There are now 557,000 businesses in 'significant distress' after a big leap in financially troubled firms.
That's according to research from business recovery specialist Begbies Traynor, which found the biggest increases in struggling companies came in the food and drug retailers, construction and real estate and property sectors.
Worse, the rise could have been far higher if courts were operating normally - with the number of county court judgements and winding up petitions lower thanks to coronavirus restrictions on courts and winding up petitions for Covid-19 related debts banned.
That's led to concerns that, once these restrictions are lifted and Government support removed, the number of firms going bust could surge as a "brutal reality check" hits the UK economy.
Begbies Traynor partner Julie Palmer said: "With so many businesses limping along there could be a flood of insolvencies when the courts do get back to anywhere near normal capacity and attempt to clear the backlog of pending cases.
"This in itself, combined with the end of the furlough scheme and other Government support measures, is likely to have a material impact on the UK business failure rate."
She added: "Unfortunately for the many zombie companies in existence across the UK, a perfect storm is on the horizon.
"A combination of a grim economic backdrop and very poor trading conditions, particularly in the most vulnerable sectors, such as hospitality will take its toll . . . particularly when the Government ends its high profile corporate life support measures."
All 22 sectors measured showed an increase in significant distress since the start of the year, but some fared worse than others.
In the last three months alone almost 4,500 construction businesses have fallen into significant distress after the industry failed to fully recover from lockdown.
The hospitality sector was also hit hard, with a 10% increase in distressed bars and restaurants since the start of lockdown and a 5% increase in the last quarter alone - despite being allowed to reopen.
Retail is also in trouble, with a 9% increase in distressed companies lockdown.
Some 17,000 automotive businesses are also in distress, many of them within the automotive supply chain as big carmakers scale back.
Begbies Traynor chief executive Ric Traynor said: "The Government's well publicised support measures have saved thousands of businesses from certain insolvency in the short term, but the recently launched reduced version of the furlough scheme and the end to Government guaranteed loans will serve to give many businesses a brutal reality check.
"In fact, many of these businesses were debt laden before the pandemic struck and had little prospect of a viable turnaround.
"They have seen their life prolonged by the availability of Government loans and employee cost subsidies, as evidenced by the 30% + fall in insolvencies over the last six months.

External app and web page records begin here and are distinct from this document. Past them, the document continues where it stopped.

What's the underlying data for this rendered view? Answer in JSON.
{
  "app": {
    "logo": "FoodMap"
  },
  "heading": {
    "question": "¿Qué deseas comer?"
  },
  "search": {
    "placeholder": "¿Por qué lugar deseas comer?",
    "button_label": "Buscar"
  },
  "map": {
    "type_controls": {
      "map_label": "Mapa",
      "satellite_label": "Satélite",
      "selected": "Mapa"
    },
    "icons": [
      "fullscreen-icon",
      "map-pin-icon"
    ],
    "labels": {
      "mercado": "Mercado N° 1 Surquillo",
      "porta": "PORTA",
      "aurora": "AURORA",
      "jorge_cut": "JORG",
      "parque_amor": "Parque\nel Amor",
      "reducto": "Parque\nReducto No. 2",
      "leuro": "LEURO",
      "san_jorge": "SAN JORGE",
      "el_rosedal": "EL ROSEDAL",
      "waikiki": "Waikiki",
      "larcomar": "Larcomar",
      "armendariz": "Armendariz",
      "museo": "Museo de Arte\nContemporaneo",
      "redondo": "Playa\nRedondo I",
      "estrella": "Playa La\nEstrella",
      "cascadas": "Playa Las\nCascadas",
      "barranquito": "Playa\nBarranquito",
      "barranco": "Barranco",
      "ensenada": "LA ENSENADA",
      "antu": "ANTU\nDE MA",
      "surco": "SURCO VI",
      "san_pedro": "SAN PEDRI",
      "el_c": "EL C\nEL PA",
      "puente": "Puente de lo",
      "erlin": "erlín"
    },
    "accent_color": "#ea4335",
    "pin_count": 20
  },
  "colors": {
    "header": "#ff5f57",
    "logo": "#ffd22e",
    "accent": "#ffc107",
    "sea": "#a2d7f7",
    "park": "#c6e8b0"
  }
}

"Inevitably their underlying lack of profitability and accumulated debt will catch up with them once the subsidies end and they face the harsh realities of the challenging economic environment."